◆ WORK INSTRUCTION: Give back the full set of entries exactly, keeping each line intact.

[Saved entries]
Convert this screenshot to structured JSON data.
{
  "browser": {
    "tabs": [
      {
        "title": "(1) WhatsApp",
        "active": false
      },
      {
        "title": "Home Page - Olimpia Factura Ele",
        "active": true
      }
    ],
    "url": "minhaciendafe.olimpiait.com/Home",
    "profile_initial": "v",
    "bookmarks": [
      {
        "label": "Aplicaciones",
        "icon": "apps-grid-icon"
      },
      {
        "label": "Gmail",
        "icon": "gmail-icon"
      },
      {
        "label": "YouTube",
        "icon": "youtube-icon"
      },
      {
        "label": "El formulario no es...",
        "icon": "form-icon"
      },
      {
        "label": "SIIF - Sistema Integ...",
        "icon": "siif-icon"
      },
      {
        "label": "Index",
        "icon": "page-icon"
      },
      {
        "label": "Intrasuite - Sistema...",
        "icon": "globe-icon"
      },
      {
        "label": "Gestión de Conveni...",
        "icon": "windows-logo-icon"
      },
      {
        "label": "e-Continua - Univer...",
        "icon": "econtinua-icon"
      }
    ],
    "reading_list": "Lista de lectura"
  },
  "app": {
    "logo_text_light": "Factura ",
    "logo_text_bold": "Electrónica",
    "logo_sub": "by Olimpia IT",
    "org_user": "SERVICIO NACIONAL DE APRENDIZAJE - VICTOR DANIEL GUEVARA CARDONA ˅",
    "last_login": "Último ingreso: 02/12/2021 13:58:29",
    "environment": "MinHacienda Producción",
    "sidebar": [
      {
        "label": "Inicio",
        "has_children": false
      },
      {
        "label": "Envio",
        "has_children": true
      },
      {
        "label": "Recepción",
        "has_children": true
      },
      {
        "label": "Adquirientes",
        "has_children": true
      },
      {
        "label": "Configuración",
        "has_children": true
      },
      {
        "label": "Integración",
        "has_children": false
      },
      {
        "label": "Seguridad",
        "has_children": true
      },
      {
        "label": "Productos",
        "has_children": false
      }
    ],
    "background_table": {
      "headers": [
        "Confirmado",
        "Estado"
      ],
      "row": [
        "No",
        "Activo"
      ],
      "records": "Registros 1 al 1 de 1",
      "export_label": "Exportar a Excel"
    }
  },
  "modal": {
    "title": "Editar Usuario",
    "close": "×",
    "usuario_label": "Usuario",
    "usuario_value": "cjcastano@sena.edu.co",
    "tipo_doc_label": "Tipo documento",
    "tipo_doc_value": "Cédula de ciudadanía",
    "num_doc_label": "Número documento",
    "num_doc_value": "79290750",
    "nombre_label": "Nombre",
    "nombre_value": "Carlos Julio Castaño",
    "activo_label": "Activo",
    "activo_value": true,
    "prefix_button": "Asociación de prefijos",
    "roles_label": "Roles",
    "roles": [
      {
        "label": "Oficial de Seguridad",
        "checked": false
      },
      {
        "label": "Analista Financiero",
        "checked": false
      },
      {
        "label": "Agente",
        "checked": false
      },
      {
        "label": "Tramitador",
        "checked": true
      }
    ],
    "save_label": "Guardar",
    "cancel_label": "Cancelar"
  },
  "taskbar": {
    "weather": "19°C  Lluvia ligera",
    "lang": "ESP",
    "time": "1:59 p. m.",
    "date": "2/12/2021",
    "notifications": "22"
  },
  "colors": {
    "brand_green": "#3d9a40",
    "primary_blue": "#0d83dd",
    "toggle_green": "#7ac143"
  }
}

◆ SOLUTION FOR THIS PROBLEM:
Convert this screenshot to structured JSON data.
{
  "browser": {
    "tabs": [
      {
        "title": "(1) WhatsApp",
        "active": false
      },
      {
        "title": "Home Page - Olimpia Factura Ele",
        "active": true
      }
    ],
    "url": "minhaciendafe.olimpiait.com/Home",
    "profile_initial": "v",
    "bookmarks": [
      {
        "label": "Aplicaciones",
        "icon": "apps-grid-icon"
      },
      {
        "label": "Gmail",
        "icon": "gmail-icon"
      },
      {
        "label": "YouTube",
        "icon": "youtube-icon"
      },
      {
        "label": "El formulario no es...",
        "icon": "form-icon"
      },
      {
        "label": "SIIF - Sistema Integ...",
        "icon": "siif-icon"
      },
      {
        "label": "Index",
        "icon": "page-icon"
      },
      {
        "label": "Intrasuite - Sistema...",
        "icon": "globe-icon"
      },
      {
        "label": "Gestión de Conveni...",
        "icon": "windows-logo-icon"
      },
      {
        "label": "e-Continua - Univer...",
        "icon": "econtinua-icon"
      }
    ],
    "reading_list": "Lista de lectura"
  },
  "app": {
    "logo_text_light": "Factura ",
    "logo_text_bold": "Electrónica",
    "logo_sub": "by Olimpia IT",
    "org_user": "SERVICIO NACIONAL DE APRENDIZAJE - VICTOR DANIEL GUEVARA CARDONA ˅",
    "last_login": "Último ingreso: 02/12/2021 13:58:29",
    "environment": "MinHacienda Producción",
    "sidebar": [
      {
        "label": "Inicio",
        "has_children": false
      },
      {
        "label": "Envio",
        "has_children": true
      },
      {
        "label": "Recepción",
        "has_children": true
      },
      {
        "label": "Adquirientes",
        "has_children": true
      },
      {
        "label": "Configuración",
        "has_children": true
      },
      {
        "label": "Integración",
        "has_children": false
      },
      {
        "label": "Seguridad",
        "has_children": true
      },
      {
        "label": "Productos",
        "has_children": false
      }
    ],
    "background_table": {
      "headers": [
        "Confirmado",
        "Estado"
      ],
      "row": [
        "No",
        "Activo"
      ],
      "records": "Registros 1 al 1 de 1",
      "export_label": "Exportar a Excel"
    }
  },
  "modal": {
    "title": "Editar Usuario",
    "close": "×",
    "usuario_label": "Usuario",
    "usuario_value": "cjcastano@sena.edu.co",
    "tipo_doc_label": "Tipo documento",
    "tipo_doc_value": "Cédula de ciudadanía",
    "num_doc_label": "Número documento",
    "num_doc_value": "79290750",
    "nombre_label": "Nombre",
    "nombre_value": "Carlos Julio Castaño",
    "activo_label": "Activo",
    "activo_value": true,
    "prefix_button": "Asociación de prefijos",
    "roles_label": "Roles",
    "roles": [
      {
        "label": "Oficial de Seguridad",
        "checked": false
      },
      {
        "label": "Analista Financiero",
        "checked": false
      },
      {
        "label": "Agente",
        "checked": false
      },
      {
        "label": "Tramitador",
        "checked": true
      }
    ],
    "save_label": "Guardar",
    "cancel_label": "Cancelar"
  },
  "taskbar": {
    "weather": "19°C  Lluvia ligera",
    "lang": "ESP",
    "time": "1:59 p. m.",
    "date": "2/12/2021",
    "notifications": "22"
  },
  "colors": {
    "brand_green": "#3d9a40",
    "primary_blue": "#0d83dd",
    "toggle_green": "#7ac143"
  }
}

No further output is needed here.